I didn’t call MenderCon an Open Space, because I’m nervous about how closely we’re following the typical rules for an event that bears that description. There is a vibrant community that’s really passionate about Open Space events, and the people in that community take pride in making sure that Open Space events are done right. There were a few decisions that I made about the schedule that I felt would make it not fit the full spirit of an Open Space event, specifically, kicking the event off with a keynote and having dedicated networking time. If we were to follow the Open Space format strictly, then the keynote and networking time would be sessions like any others.
What do I do if I want to speak? Is there a CFP?
There is no CFP. If you want to speak, make sure you come to the “Pitch Session”. At the “Pitch Session” we’ll invite anyone who wants to organize a session up onto the virtual stage. There, they’ll briefly announce their session title along with a short description and the time that the session’s scheduled to happen.
What do I do if I’m not sure which session to attend?
During each of the session rounds, there are going to be several different sessions going on at a time, and it may be difficult to decide which session is the best one for you. The Open Space community employs the “Rule of Two Feet” to specify that you can leave a session at any time and join a session at any time. If you feel you’re in the wrong session, then switch to a different one. Don’t feel obligated to stay in a session for the full time just because you were there when it started. And similarly, don’t be afraid to join a session after it’s started.
Is there a website?
Not yet. :) We’ve purchased
mendercon.com, but we haven’t published anything there just yet. Once it does, most if not all of the Q&A here will also be published there.
Is there a code of conduct?
Yes! This event will governed by a code of conduct based on the Contributor Covenant, version 2.0 (shout out to Legacy Code Rocks podcast guest Coraline Ada Ehmke for the awesome work on this resource)
The finalized code of conduct will be available from website once we have it published. The only difference between the reference version will be the instructs for reporting behavior that violates the code of conduct.
Will my session be recorded?
With the platform that we’re using, this is something that is decided when the session is created. If the session’s organizer would like it to be recorded, then we leave that decision up to them. We can imagine it being useful to have conversations that are not being recorded. I plan on recording the keynote and the pitch session.
What platform are you using? Why?
I was originally going to use a combination of Zoom and Trello. I was really nervous about the logistics of doing so, because I wanted for it to be very easy for people to create sessions, attend sessions, and then move from one session to another if they didn’t like the one they found themselves in. But I was determined to make it work.
Then I learned about Hopin, and I felt like it was built for exactly the kind of event that I wanted to run. There were even features that I would have had a very difficult time replicating by just using Zoom and Trello, such as virtual vendor booths and randomized 1-on-1 networking sessions.
How can I help?
I’ve had a lot of people reach out and ask how they can help. I could use some help standing up a super simple website (see above), and I’d like to have people around on the day of the event who can help with any logistical challenges that may arise. We’ll create a dedicated channel in the Legacy Code Rocks slack team to coordinate those efforts. I’d also appreciate support promoting the event. I know there are many fantastic menders out there who would have a good time attending MenderCon.

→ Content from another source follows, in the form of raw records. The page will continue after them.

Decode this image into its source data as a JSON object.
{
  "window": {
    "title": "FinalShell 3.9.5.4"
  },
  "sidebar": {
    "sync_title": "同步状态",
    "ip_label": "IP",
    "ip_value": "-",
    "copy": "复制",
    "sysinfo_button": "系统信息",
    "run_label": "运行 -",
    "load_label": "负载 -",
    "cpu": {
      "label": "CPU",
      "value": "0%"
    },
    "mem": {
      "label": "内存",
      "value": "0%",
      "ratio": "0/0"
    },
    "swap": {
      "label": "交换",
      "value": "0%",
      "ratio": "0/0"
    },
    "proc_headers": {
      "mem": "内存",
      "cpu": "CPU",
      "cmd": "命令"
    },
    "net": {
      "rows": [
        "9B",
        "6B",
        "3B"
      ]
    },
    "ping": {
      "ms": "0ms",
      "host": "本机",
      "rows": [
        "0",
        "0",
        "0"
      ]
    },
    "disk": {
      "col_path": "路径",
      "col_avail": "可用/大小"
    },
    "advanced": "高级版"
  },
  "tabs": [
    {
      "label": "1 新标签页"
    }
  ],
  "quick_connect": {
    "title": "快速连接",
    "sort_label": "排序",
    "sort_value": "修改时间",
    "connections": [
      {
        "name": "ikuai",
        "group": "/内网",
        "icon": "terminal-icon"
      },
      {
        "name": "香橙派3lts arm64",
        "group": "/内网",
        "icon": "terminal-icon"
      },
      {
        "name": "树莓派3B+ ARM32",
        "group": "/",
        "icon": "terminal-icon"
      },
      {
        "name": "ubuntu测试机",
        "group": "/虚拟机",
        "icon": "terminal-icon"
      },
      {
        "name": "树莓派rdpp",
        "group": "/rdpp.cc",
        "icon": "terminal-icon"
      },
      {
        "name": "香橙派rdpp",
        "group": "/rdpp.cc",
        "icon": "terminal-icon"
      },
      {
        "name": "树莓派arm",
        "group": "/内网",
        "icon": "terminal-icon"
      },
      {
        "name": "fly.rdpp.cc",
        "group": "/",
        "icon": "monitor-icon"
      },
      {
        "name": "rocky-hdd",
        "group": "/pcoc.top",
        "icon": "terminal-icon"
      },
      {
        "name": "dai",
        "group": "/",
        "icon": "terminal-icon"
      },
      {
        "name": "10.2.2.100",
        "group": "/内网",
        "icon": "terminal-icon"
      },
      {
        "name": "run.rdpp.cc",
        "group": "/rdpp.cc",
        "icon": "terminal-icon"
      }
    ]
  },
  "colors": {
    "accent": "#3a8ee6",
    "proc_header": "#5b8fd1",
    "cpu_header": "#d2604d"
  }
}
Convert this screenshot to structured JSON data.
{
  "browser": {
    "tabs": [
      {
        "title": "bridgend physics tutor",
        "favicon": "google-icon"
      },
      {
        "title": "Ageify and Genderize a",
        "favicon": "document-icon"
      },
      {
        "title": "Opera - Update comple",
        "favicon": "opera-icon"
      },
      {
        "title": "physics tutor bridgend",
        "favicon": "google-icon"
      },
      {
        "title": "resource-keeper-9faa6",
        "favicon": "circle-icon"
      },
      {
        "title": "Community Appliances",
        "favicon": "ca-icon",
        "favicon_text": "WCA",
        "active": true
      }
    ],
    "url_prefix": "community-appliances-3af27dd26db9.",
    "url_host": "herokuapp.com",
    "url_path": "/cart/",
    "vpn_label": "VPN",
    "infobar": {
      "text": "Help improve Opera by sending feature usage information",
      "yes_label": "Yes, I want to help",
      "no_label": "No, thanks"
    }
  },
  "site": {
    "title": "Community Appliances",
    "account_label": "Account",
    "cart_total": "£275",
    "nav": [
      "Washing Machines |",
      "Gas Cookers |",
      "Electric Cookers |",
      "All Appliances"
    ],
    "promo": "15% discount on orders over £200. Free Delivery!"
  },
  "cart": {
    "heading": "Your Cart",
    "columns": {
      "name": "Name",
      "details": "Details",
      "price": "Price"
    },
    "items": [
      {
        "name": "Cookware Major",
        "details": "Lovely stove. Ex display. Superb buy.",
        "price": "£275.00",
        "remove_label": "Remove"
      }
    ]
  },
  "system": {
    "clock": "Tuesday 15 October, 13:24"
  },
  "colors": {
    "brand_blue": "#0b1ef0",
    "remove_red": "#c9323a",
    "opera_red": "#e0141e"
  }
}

I’ve tried to answer all of the questions that I’ve gotten so far, but I’m sure there’s going to be more. If I missed something please ask in the comments below.